After the “Flowers” comes a section of “Herbs.” First in this section are the translated plays, and after these are some eighteen short poems on such various subjects as reconciliation, friendship, virtue, and, of course, love. In “Gascoigne’s Woodmanship,” the poet is reviewing the various events in his life for his patron, Lord Grey of Wilton. In the form of dialogue, Gascoigne answers the question of why he always misses the mark with his bow, by showing that he has always missed the mark; he has missed as student, lawyer, courtier, and soldier:
For proofe he beares the note of follienow,Who shotte sometimes to hit Philoso-phie,And aske you why?Next that, he shot to be a man of lawe,Yet in the end, he proved but a dawe,From thence he shotte to catch a courtlygrace,And thought even there to wield theworld at will,But now behold what marke the mandoth find,He shootes to be a souldier in his age,
Thus he has failed in each attempt, yet he still has hopes of being a successful professional writer.
Still more short poems appear in the section called “Weeds,” including “The Frute of Fetters,” “The Greene Knights Farewell to Fansie,” and “The Praise of Phillip Sparrowe.” This last poem shows the Gascoigne must have known John Skelton. One stanza should be sufficient to show the similarities:
And yet beside all this good sportMy Phillip can both sing and daunce:With new found toyes of sundry sort,My Phillip can both pricke andpraunce:As if you saye but fend cut phippe,Lord how the peat will turne andskippe.

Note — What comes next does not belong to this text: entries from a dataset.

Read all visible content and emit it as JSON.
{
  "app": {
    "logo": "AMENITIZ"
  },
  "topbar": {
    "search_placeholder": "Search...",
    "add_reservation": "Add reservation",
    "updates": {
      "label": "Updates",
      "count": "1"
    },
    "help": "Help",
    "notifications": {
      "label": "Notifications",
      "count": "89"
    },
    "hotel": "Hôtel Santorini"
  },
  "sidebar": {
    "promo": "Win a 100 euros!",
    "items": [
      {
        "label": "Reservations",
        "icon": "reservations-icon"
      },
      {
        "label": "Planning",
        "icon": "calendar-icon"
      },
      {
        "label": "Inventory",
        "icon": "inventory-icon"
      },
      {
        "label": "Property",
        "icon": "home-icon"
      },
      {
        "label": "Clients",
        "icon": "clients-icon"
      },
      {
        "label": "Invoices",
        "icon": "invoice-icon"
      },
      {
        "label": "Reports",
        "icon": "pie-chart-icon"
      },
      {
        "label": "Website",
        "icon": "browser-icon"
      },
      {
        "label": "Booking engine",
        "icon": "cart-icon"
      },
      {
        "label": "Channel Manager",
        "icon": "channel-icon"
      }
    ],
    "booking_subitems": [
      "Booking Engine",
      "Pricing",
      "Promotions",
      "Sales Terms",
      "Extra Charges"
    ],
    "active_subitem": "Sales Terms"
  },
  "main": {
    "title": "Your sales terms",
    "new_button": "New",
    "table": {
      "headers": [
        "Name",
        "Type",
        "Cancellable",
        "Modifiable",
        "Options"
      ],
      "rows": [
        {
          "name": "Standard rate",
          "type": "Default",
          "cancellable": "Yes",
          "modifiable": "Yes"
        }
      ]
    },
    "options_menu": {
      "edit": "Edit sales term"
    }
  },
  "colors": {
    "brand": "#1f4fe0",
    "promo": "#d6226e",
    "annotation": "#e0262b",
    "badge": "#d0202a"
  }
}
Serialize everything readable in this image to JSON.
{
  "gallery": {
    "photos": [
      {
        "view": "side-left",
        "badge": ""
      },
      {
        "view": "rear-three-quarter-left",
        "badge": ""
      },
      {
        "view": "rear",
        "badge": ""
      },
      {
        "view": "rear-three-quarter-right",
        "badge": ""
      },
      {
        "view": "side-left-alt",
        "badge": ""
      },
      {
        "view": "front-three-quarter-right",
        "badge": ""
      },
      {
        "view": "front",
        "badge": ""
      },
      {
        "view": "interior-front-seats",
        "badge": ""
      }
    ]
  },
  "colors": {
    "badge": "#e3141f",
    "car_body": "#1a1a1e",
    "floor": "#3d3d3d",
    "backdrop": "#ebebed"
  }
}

After witnessing the acceptance, or rather, the refusal of acceptance of the revised Posies,...
(The entire section is 3258 words.)